If you take the broad view of what Maryland Democrats have been doing during this General Assembly session, you’ll notice one common trend;
These are just some of a number of bills that Democrats have pushed that seeks Democratic pet projects, reward Democratic interest groups and hangers on, and remove authority from the Office of the Governor.
The unspoken meaning of all of this is that the Democrats are waving the white flag of surrender on the 2018 General Election. How so? Democrats would not be racing to take away power from the Governor, empowering the Attorney General if they truly believed that a Democrat would be sitting on the 2nd floor in 2019. The only times that the Democrats are ever interested in transferring power away the Governor is at times when the Governor is a popular Republican.

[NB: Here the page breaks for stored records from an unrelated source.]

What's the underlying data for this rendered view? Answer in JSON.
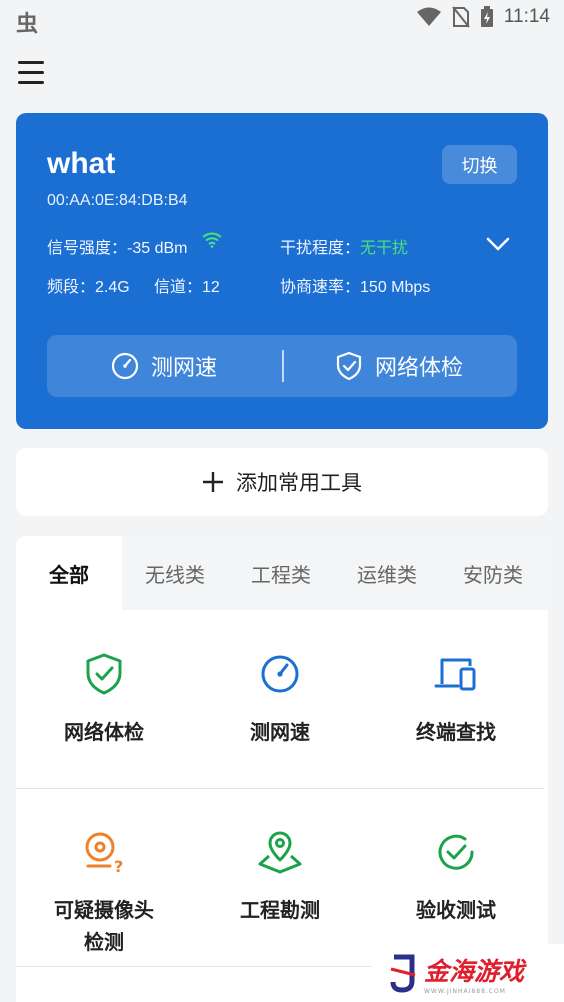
{
  "status_bar": {
    "left_glyph": "虫",
    "time": "11:14",
    "icons": [
      "wifi-icon",
      "no-sim-icon",
      "battery-charging-icon"
    ]
  },
  "header": {
    "menu_icon": "menu-icon"
  },
  "network": {
    "ssid": "what",
    "mac": "00:AA:0E:84:DB:B4",
    "switch_label": "切换",
    "signal_label": "信号强度：",
    "signal_value": "-35 dBm",
    "interference_label": "干扰程度：",
    "interference_value": "无干扰",
    "band_label": "频段：",
    "band_value": "2.4G",
    "channel_label": "信道：",
    "channel_value": "12",
    "rate_label": "协商速率：",
    "rate_value": "150 Mbps",
    "actions": [
      {
        "label": "测网速",
        "icon": "speedometer-icon"
      },
      {
        "label": "网络体检",
        "icon": "shield-check-icon"
      }
    ],
    "colors": {
      "card": "#1b6fd3",
      "good": "#4be07b"
    }
  },
  "add_tools": {
    "label": "添加常用工具"
  },
  "tabs": [
    {
      "label": "全部",
      "active": true
    },
    {
      "label": "无线类",
      "active": false
    },
    {
      "label": "工程类",
      "active": false
    },
    {
      "label": "运维类",
      "active": false
    },
    {
      "label": "安防类",
      "active": false
    }
  ],
  "tools": [
    {
      "label": "网络体检",
      "icon": "shield-check-icon",
      "color": "#1aa34a"
    },
    {
      "label": "测网速",
      "icon": "speedometer-icon",
      "color": "#1b6fd3"
    },
    {
      "label": "终端查找",
      "icon": "devices-icon",
      "color": "#1b6fd3"
    },
    {
      "label_line1": "可疑摄像头",
      "label_line2": "检测",
      "icon": "camera-question-icon",
      "color": "#f0802a"
    },
    {
      "label": "工程勘测",
      "icon": "map-pin-icon",
      "color": "#1aa34a"
    },
    {
      "label": "验收测试",
      "icon": "check-circle-icon",
      "color": "#1aa34a"
    }
  ],
  "watermark": {
    "logo_letter": "J",
    "text": "金海游戏",
    "sub": "WWW.JINHAI888.COM"
  }
}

This is not the first time that we have noted that the Democrats know they have their backs against the wall in the 2018 election. Governor Hogan remains wildly popular with voters when running against “generic Democrat.” The House of Delegates have thrown up their hands and said that finding an opponent for the Governor was not their problem. And every week it seems like another pretender with no natural constituency within the Maryland Democratic party are publicly musing about seeking the Democratic nomination including Rushern Baker III.
None of this is a sign of strength for a party that has a nearly 3-1 voter registration advantage over Republicans.
The General Assembly session has been, as a whole, a disaster for the people of this state. But the political silver lining is there. Democrats know that the gig is up. They expect to lose to Governor Larry Hogan next year. And this entire session has been a very expensive and annoying exercise that has allowed the Democrats to throw in the towel on next year’s election.
DISTRICT HEIGHTS, Md. – After many parents at District Heights Elementary School voiced their concerns and anger earlier this week over what they fear is a health hazard from conditions inside their school, Prince George’s County Public Schools said independent testing performed last week found there was no significant evidence of toxic mold in the building. However, the results did find there was inadequate air quality in some classrooms.
School board members debated this issue for over an hour at a meeting on Thursday with many of them saying if they believed the kids and staff were in danger, they would have already moved them out to another school. They also pointed out to the results of the independent testing.